**Instructions for the task:**
Print the entries in full, word for word, but not the pictures.

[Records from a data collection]
== Segment start ==

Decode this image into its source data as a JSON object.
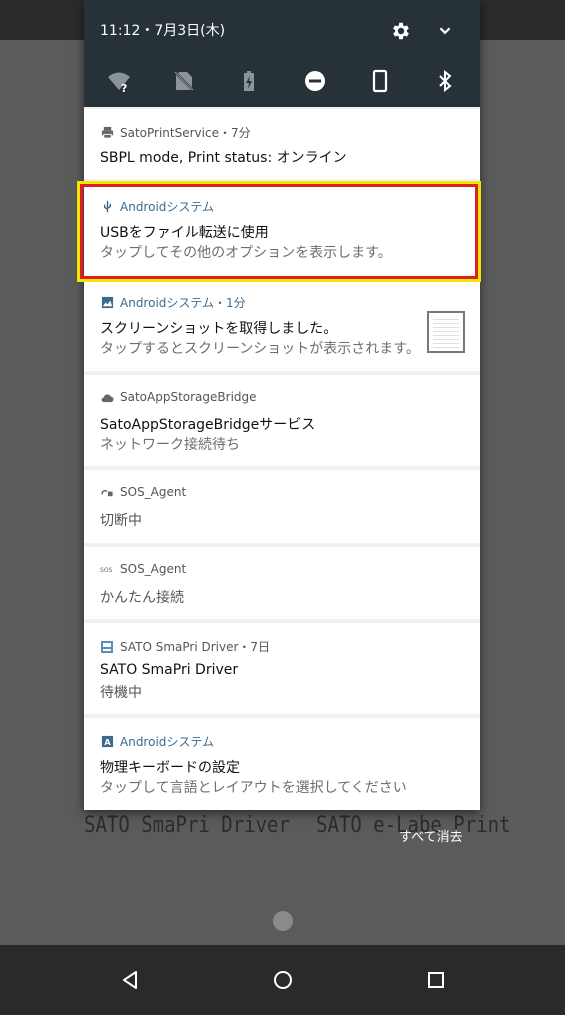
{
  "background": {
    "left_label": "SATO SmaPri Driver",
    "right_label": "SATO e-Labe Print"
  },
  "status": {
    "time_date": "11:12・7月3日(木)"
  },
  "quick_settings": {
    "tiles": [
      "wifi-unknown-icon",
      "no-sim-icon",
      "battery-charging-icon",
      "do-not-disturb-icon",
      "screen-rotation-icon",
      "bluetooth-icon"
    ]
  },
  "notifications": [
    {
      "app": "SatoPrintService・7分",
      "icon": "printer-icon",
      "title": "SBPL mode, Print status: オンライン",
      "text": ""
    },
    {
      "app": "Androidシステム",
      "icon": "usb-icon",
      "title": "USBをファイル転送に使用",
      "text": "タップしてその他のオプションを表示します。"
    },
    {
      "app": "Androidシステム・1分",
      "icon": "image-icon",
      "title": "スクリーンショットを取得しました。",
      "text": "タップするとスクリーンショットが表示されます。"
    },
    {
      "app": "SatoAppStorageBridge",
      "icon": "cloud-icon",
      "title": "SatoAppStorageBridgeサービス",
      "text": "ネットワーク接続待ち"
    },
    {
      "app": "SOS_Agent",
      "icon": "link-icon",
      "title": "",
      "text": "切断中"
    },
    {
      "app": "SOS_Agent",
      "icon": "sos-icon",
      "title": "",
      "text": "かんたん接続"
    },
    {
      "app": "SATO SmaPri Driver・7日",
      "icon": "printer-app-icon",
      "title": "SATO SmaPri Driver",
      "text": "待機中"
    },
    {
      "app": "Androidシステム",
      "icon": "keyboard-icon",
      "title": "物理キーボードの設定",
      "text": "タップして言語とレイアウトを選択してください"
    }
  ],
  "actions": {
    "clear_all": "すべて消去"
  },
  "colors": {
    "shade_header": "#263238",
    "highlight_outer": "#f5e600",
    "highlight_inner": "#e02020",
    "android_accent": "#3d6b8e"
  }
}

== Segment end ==

**Output of the exercise:**
Decode this image into its source data as a JSON object.
{
  "background": {
    "left_label": "SATO SmaPri Driver",
    "right_label": "SATO e-Labe Print"
  },
  "status": {
    "time_date": "11:12・7月3日(木)"
  },
  "quick_settings": {
    "tiles": [
      "wifi-unknown-icon",
      "no-sim-icon",
      "battery-charging-icon",
      "do-not-disturb-icon",
      "screen-rotation-icon",
      "bluetooth-icon"
    ]
  },
  "notifications": [
    {
      "app": "SatoPrintService・7分",
      "icon": "printer-icon",
      "title": "SBPL mode, Print status: オンライン",
      "text": ""
    },
    {
      "app": "Androidシステム",
      "icon": "usb-icon",
      "title": "USBをファイル転送に使用",
      "text": "タップしてその他のオプションを表示します。"
    },
    {
      "app": "Androidシステム・1分",
      "icon": "image-icon",
      "title": "スクリーンショットを取得しました。",
      "text": "タップするとスクリーンショットが表示されます。"
    },
    {
      "app": "SatoAppStorageBridge",
      "icon": "cloud-icon",
      "title": "SatoAppStorageBridgeサービス",
      "text": "ネットワーク接続待ち"
    },
    {
      "app": "SOS_Agent",
      "icon": "link-icon",
      "title": "",
      "text": "切断中"
    },
    {
      "app": "SOS_Agent",
      "icon": "sos-icon",
      "title": "",
      "text": "かんたん接続"
    },
    {
      "app": "SATO SmaPri Driver・7日",
      "icon": "printer-app-icon",
      "title": "SATO SmaPri Driver",
      "text": "待機中"
    },
    {
      "app": "Androidシステム",
      "icon": "keyboard-icon",
      "title": "物理キーボードの設定",
      "text": "タップして言語とレイアウトを選択してください"
    }
  ],
  "actions": {
    "clear_all": "すべて消去"
  },
  "colors": {
    "shade_header": "#263238",
    "highlight_outer": "#f5e600",
    "highlight_inner": "#e02020",
    "android_accent": "#3d6b8e"
  }
}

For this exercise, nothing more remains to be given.